If you’ve ridden Apocalypse at Six Flags Magic Mountain in the last year or two, you’re probably aware that it’s gotten pretty rough. The wood used during its construction in 2009 has not held up well under the harsh heat and dry conditions of the Southern California sun. A company called Wood Coaster Developments, out of the U.K., was contracted to replace 400′ of the laminate track, smoothing out some of the roughest parts of the ride.
Wood Coaster Developments has been doing an excellent job at keeping us updated on the progress of the repair work on their Facebook page, but for those of you not on Facebook, I’ve assembled most of their photos here for your convenience. Every single one of these photos was taken by Wood Coaster Developments and not me. Anything you see in italics is a direct quote from them, also from their Facebook page. Enjoy!
Removed all running steel and track sections cut ready to be lifted off:
All of the old running steel was removed:

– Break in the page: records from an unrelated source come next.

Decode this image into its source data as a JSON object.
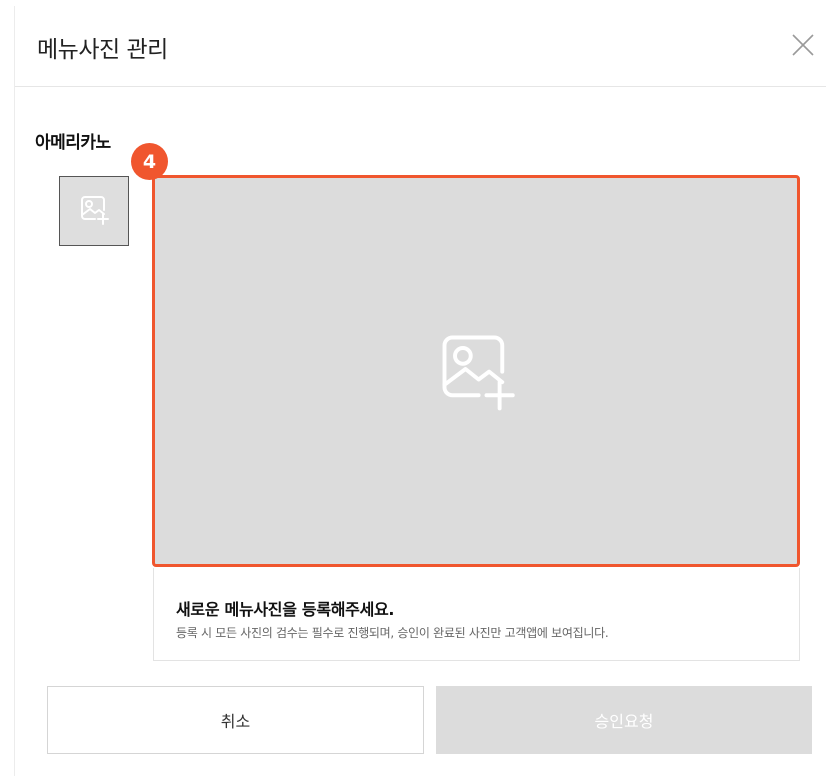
{
  "modal": {
    "title": "메뉴사진 관리",
    "close_icon": "close-icon"
  },
  "menu": {
    "name": "아메리카노"
  },
  "step_badge": "4",
  "upload": {
    "icon": "image-add-icon",
    "highlight_color": "#f0562e"
  },
  "info": {
    "title": "새로운 메뉴사진을 등록해주세요.",
    "description": "등록 시 모든 사진의 검수는 필수로 진행되며, 승인이 완료된 사진만 고객앱에 보여집니다."
  },
  "buttons": {
    "cancel": "취소",
    "request_approval": "승인요청"
  }
}
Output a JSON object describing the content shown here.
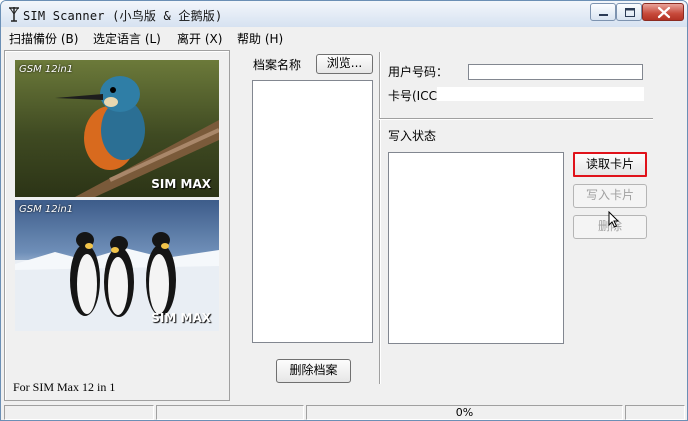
{
  "window": {
    "title": "SIM Scanner (小鸟版 & 企鹅版)",
    "app_icon": "antenna-icon",
    "controls": {
      "minimize": "minimize-icon",
      "maximize": "maximize-icon",
      "close": "close-icon"
    }
  },
  "menu": [
    {
      "label": "扫描備份 (B)"
    },
    {
      "label": "选定语言 (L)"
    },
    {
      "label": "离开 (X)"
    },
    {
      "label": "帮助 (H)"
    }
  ],
  "left_panel": {
    "image_top": {
      "label": "GSM 12in1",
      "logo": "SIM MAX"
    },
    "image_bottom": {
      "label": "GSM 12in1",
      "logo": "SIM MAX"
    },
    "caption": "For SIM Max 12 in 1"
  },
  "middle_panel": {
    "file_name_label": "档案名称",
    "browse_button": "浏览...",
    "delete_file_button": "删除档案"
  },
  "right_panel": {
    "user_number_label": "用户号码：",
    "user_number_value": "",
    "card_number_label": "卡号(ICC",
    "card_number_value": "",
    "write_status_label": "写入状态",
    "read_card_button": "读取卡片",
    "write_card_button": "写入卡片",
    "delete_button": "删除"
  },
  "status_bar": {
    "progress_text": "0%",
    "progress": 0
  },
  "colors": {
    "focus_border": "#e0121a",
    "window_border": "#6b8fb5"
  }
}
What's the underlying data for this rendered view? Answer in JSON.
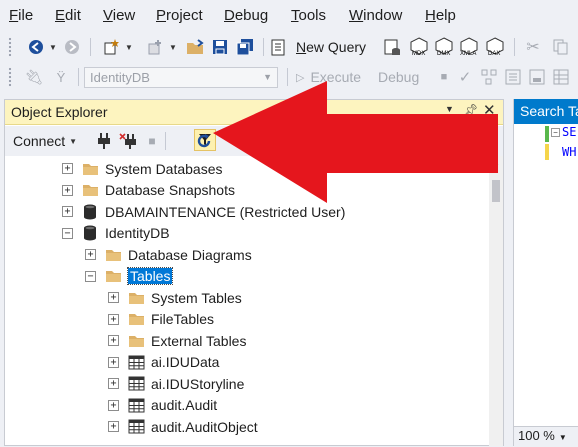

A crane was used to remove old sections of track that were cut into small chunks:
Old sections of track that have already been cut and removed:
Fresh ledgers awaiting new laminate track to be installed:
Inspecting the existing structure:
This turn is huge:
Stair stepped joint. New track, cross ties and ledgers:
4×4 cross ties 20d nailed across centreline 2 x 12 boards:
It’s starting to come back to life:
Replacement of Y Ledger:
1st laminates and cross ties:
Easily visible set out:
Bending stick allows a visual means to create parabolic curves, you need to have keen eyesight to use one:
Entry into high return curve:
Tracking gangs working in the heat:
Note profile over crest which has been manually assisted:
First laminate set out:
Before we teardown the track we do a full survey on its position, angle and centrelines, We also look for distortions in the laminates, irregular steel wear, upstop – laminate interference and we also get familiar with train type and any articulation problems. This information determines what , if anything, we change about the profile. Generally speaking we never move centreline or ledger heights over 2-3 in, but these small adjustments make a huge difference to how it rides.
I’m very excited this work is being done and I can’t wait to ride Apocalypse again. It looks like WCD is doing a great job at the repairs. I’ll try to post more photos from them as they get farther along the project.